# Game Theory—Final

As my math independent research draws to a close, I start to ponder how I can tailor the information I learned through my research to a large audience with no math or economics background. Even though I have learned a variety of methods of payoff calculation, I want to use the most basic model to explain what I have learned, especially on how game theory can differ from the reality.

A month ago, I did a mini-research on Westtown Dining Hall’s seating arrangement. The attached picture is an expected payoff model.

This graph can be interpreted as depicting the highest theoretical payoff is reached when a balanced amount of people from different ethnicities sitting at a table. However, if a table is filled with people from the same ethnicity, the payoff will only be half of the payoff when the table has people from different cultural backgrounds. This is because people can benefit more from cross-culture talks and making new friends. What I am confused about is how the theoretical payoff differs from the reality. Do people want to have cross-culture talk and to make new friends? Therefore, I wrote a survey recently and hope to find out how different reality is from theory.

The form below is a small survey that I am going to hand out:

Independent Research on Westtown Dining Hall Policy

1. Which one would you prefer?

Choosing your own seat                      Being randomly assigned to a seat

1. If you are randomly placed to a table, please select your anticipated degree of comfort with your situation:

(0-dislike 0.5-indifferent 1-prefer)

0          0.25     0.5       0.75     1

1. If you are allowed to sit at a table of your choice, please select your anticipated degree of comfort with your situation:

(0-dislike 0.5-indifferent 1-prefer)

0          0.25     0.5       0.75     1

Joe

The survey above will allow me to draw a graph and to compare reality with theory. Even though the result might not be accurate because of the limited sample size, it will be interesting to see how large the deviation is from the theoretical graph.

As T.Elson suggested, I will then be able to analyze whether we should randomize students or allow students to sit with people with whom they like to sit. Ideally, students have to be objective and should not choose an answer based on their preferences but on their judgments of the situation.
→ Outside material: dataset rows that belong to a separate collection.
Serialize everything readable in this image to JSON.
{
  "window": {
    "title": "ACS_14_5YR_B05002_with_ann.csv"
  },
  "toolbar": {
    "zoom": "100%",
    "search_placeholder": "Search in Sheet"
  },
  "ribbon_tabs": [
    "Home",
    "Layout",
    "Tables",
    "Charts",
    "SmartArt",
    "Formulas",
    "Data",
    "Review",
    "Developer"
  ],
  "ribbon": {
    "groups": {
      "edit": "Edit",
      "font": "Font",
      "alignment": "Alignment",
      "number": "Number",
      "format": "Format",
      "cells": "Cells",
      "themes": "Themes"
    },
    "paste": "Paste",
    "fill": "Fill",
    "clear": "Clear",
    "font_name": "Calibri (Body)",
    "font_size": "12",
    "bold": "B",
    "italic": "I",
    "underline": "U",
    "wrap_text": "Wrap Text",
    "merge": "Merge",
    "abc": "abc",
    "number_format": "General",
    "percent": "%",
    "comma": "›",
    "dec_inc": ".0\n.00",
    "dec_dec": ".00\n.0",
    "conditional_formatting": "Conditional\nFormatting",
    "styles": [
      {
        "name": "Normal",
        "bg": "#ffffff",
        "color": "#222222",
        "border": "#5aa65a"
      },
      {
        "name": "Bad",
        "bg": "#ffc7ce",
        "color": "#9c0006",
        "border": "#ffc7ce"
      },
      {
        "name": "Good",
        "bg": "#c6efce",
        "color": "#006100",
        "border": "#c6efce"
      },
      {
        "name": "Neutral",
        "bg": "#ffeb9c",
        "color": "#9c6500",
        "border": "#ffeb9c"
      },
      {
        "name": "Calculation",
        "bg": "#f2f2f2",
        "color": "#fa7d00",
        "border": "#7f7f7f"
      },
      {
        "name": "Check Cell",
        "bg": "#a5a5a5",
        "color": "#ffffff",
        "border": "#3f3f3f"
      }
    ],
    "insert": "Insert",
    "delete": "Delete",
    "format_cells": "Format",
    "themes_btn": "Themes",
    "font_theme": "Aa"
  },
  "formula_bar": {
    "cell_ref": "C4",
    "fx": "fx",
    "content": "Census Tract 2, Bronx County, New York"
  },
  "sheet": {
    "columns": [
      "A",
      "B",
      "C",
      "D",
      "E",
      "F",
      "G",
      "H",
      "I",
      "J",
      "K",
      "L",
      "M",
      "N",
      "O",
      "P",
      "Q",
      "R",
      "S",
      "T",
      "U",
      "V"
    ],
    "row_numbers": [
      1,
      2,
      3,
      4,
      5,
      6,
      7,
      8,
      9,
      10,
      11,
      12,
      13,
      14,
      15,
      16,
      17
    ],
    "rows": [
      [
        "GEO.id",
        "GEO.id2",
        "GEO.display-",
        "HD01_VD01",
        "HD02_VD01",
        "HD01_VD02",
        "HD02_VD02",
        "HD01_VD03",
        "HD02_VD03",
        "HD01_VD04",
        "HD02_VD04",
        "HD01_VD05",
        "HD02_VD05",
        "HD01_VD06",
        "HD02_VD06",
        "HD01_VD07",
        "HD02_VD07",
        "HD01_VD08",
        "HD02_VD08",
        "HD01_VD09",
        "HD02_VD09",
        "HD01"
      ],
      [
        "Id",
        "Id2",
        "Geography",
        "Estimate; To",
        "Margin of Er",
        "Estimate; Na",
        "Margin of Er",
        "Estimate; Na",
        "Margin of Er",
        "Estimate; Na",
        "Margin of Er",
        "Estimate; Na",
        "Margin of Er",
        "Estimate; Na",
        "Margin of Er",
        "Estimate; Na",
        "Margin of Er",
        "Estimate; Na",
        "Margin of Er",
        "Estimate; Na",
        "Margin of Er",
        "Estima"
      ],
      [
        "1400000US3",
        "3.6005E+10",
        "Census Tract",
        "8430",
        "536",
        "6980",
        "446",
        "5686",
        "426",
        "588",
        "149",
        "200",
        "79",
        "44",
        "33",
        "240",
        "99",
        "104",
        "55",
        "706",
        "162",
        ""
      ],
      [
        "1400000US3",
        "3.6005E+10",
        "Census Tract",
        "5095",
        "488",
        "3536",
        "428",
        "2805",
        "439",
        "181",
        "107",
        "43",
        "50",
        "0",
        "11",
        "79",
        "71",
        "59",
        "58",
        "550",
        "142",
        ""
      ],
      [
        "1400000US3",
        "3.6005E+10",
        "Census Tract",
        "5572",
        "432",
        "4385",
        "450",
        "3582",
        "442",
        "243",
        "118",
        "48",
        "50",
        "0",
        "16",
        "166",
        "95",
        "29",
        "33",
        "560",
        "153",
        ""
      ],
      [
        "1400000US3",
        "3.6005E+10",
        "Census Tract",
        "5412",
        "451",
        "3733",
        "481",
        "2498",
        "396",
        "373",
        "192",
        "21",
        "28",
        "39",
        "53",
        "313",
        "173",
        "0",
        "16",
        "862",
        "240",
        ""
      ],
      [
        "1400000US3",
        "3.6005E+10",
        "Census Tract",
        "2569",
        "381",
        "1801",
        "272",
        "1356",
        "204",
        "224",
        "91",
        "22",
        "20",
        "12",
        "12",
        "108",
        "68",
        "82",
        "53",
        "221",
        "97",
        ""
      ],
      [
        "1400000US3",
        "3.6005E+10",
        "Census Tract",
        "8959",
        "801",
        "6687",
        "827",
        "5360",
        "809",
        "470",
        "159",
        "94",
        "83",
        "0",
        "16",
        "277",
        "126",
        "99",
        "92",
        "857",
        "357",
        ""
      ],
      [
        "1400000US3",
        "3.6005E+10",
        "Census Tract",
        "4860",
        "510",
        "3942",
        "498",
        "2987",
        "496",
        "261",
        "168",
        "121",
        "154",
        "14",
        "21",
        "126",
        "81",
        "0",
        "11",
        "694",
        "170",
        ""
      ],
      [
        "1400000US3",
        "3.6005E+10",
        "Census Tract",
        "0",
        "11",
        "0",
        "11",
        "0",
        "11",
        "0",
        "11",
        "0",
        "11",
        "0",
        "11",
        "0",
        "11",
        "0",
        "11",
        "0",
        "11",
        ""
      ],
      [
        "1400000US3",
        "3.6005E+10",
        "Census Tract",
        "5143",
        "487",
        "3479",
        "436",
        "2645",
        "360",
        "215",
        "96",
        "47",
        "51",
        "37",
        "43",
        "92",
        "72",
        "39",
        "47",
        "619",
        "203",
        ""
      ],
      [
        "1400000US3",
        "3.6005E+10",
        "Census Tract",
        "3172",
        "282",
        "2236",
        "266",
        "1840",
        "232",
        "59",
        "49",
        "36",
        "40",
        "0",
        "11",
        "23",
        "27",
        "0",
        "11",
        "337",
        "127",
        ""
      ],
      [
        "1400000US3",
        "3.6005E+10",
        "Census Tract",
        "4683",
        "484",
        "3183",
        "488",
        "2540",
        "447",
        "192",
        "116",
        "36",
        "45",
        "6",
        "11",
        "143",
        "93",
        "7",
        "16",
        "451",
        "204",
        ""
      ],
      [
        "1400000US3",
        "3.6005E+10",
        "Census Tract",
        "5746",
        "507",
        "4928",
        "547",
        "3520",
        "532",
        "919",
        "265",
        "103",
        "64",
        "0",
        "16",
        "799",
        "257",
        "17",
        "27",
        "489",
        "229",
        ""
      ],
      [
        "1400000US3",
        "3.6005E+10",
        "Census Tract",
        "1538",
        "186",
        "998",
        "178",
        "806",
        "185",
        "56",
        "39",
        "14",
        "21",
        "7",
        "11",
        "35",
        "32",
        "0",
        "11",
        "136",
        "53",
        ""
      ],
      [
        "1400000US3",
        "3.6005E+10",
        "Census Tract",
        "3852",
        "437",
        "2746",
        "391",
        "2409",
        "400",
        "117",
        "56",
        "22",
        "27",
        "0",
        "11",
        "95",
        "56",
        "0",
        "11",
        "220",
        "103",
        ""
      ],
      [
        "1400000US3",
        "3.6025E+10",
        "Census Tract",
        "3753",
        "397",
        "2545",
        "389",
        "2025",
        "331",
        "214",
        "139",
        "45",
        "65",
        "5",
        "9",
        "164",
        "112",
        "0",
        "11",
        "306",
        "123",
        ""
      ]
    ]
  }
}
During the research, I will try my best to force my sample to be but there is no way that I can control their objectivity. Therefore, by conducting a research, I will probably be able to figure out students’ preference on this topic. One thing I can draw from students’ responses is whether students prefer to stay in their comfort zones or to reach out.

Despite all the math and graphs, it remains an interesting topic to discuss. Do we want to force students to gain more benefit from their experiences? Or should we just let students make their own decisions and stay within their comfort zones. Should we always maximize the payoff of students’ experiences or should we give them some personal room for freedom and choices? Do personal freedom included in the payoff of students’ experiences? In the end, we should probably reconsider the definition of payoff: what is included and what is not.

Here are some Game Theory Websites and articles that I have been reading, and they all shed lights on my topics: Economist.com, How to Make a Game, Game Theory and the Real World.

Work Cited